Ahmad Sadri writes in a review for the Lebanese Daily Star (I can't find it online):

To my mind, Snyder's 300 drinks deeply at the cauldron of rage that is still boiling over in the United States six years after that bloody Tuesday. Two invasions, a trillion dollars in smoke and three thousand dead Americans have not sated the Achellian anger in a remote part of the American psyche. The movie 300 unleashes that abiding desire to curse, brag and rave at "endless Asian hordes." Bring'em on you barbarian slaves, you, you..., black, gay, effeminate, depraved cowards. Your friends are hunchbacks, deformed giants, midgets, magicians, eunuchs, perverts, lesbians and executioners. To hell with you all and your "mysticism and tyranny!"

Nobody expects historical accuracy from a Hollywood movie based on a graphic novel. But using domestic racial and sexual stereotypes to demonize the enemy is breaking new ground. In the movie 300 Persian "immortal" knights are snarling beasts beneath their sinister masks and their king is a pierced and bejeweled androgynous savage. But, more significantly, Snyder's Persians - I am not talking about the disposable extras covered up to their eyes in male burqas - are predominantly black and by implication of mannerism and affect, homosexual. Allowing the widest berth for the genre and medium one still marvels at Snyder's audacity in demonizing the "Asiatic hordes" while morphing the Spartan warrior into the typical white American survivalist. Snyder's Spartans are white guys fighting a sea of racially inferior blacks, yellows and browns. They are staunchly heterosexual and weary of their elected elders (ephors) who are seen as sacrilegious lepers, traitors and scheming politicians.

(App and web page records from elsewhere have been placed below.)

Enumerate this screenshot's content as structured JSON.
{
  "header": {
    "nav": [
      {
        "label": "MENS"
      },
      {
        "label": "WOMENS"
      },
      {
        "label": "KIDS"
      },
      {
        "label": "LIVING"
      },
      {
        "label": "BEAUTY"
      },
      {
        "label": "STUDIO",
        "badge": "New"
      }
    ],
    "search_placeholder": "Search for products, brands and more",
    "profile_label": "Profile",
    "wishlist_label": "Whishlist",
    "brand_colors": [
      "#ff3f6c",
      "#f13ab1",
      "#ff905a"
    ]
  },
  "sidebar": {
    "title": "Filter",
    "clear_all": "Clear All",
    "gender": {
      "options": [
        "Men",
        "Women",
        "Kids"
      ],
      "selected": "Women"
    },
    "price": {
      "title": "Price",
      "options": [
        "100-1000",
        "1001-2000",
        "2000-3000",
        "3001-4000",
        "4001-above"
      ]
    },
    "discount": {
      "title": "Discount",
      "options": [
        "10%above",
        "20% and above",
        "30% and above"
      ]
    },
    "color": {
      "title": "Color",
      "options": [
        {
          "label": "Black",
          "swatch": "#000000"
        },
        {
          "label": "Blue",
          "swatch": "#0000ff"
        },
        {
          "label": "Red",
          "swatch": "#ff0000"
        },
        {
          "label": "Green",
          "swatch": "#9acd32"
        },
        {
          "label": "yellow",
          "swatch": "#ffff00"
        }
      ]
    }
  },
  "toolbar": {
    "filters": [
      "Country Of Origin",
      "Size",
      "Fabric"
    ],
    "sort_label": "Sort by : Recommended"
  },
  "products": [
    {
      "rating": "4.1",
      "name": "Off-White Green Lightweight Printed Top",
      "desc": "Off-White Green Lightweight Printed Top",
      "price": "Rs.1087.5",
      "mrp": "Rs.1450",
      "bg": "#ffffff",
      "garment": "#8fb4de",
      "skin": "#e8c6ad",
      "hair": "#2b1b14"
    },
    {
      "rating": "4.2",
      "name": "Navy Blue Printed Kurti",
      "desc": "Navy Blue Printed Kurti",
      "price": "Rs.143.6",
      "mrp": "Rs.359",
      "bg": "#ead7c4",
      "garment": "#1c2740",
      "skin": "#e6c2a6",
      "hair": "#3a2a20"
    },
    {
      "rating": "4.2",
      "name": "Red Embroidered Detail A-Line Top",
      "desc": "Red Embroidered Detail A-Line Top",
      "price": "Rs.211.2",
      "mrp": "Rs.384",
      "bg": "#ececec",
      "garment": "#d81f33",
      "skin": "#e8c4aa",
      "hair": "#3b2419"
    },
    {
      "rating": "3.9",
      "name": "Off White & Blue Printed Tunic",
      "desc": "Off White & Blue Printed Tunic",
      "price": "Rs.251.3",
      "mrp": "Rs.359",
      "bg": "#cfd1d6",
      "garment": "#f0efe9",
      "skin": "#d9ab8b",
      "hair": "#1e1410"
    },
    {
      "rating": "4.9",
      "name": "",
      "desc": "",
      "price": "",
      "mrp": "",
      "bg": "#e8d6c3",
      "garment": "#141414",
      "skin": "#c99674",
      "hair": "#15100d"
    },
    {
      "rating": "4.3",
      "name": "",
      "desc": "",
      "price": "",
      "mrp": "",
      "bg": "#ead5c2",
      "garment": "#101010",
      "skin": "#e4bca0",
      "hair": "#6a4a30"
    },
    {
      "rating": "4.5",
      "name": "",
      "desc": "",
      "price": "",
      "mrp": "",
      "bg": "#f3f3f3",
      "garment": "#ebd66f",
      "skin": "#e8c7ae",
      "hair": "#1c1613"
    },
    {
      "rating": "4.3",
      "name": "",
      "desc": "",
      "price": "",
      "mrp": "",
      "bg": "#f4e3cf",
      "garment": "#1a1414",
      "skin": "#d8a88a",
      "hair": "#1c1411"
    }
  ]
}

It was reported that in pre-screenings, critics booed this movie and walked out in droves because it was such a pile of crap. It has now made record-breaking profits. Frank Miller, the author of the comic that became the film, has not shrunk from the Clash of Civilisations thesis imputed to his dreck: it is about the superiority of Western civilisation against a "sixth-century barbarism" evinced by those who "saw people's heads off" and therefore "do not behave by any cultural norms that are sensible to us". On the one hand, the reduction of a brutal political strategy to "cultural norms" (where do these 'cultural norms' persist or emanate from?) gives the game away. On the other hand, films like this, and television programmes like 24 (in which I believe at least one person has had his sawed off by the hero) do indicate that such 'cultural norms' are eminently sensible to some American audiences. Sensible thus: "We don't like having to do it, but these barbarians come to our country in the hundreds of thousands and try to enslave us. We have infinitely fewer forces, but nevertheless we heroically resist, and if that resistance is brutal, then so be it." The book has an introduction by the Islamophobic neocon, Victor Davis Hanson, which denies a 'political message' but insists that it is problematic for 'multicultural' audiences in that it takes an unequivocally 'moral' stance on behalf of Hellenic superiority. Zack Snyder, the director, is someone who made the fairly commonplace move from advertising to movie-making, and presumably had a fair idea what it was about the comic that would appeal to audiences. You don't get to make that leap without knowing what sells.

It is quite interesting, this spate of historical fantasies, evoking Hellenic, Roman or Christian legacies: Troy, Alexander, Kingdom of Heaven, HBO's 'Rome' series, for instance. Something is decidedly up with that. There is nothing new in futuristic comic book fantasies saturated with contemporary reference and the worship of technology and fascistic superhuman power. Imagined futures are invariably composed from historical and contemporary bric-a-brac. Nor is the reimagining of history as a contemporary drama at all original. But why the sudden surfeit of it, with all its in-your-face civilisationalist, culturalist metaphors? Why the slew of earnest, fascist fantasy (Batman Begins, Superman Returns etc)? Why did the X-men 'cure' themselves? Why is slaughter 'gorgeous'? Why is genocide dampening crevices and stirring pocket-linings in a cinema near you?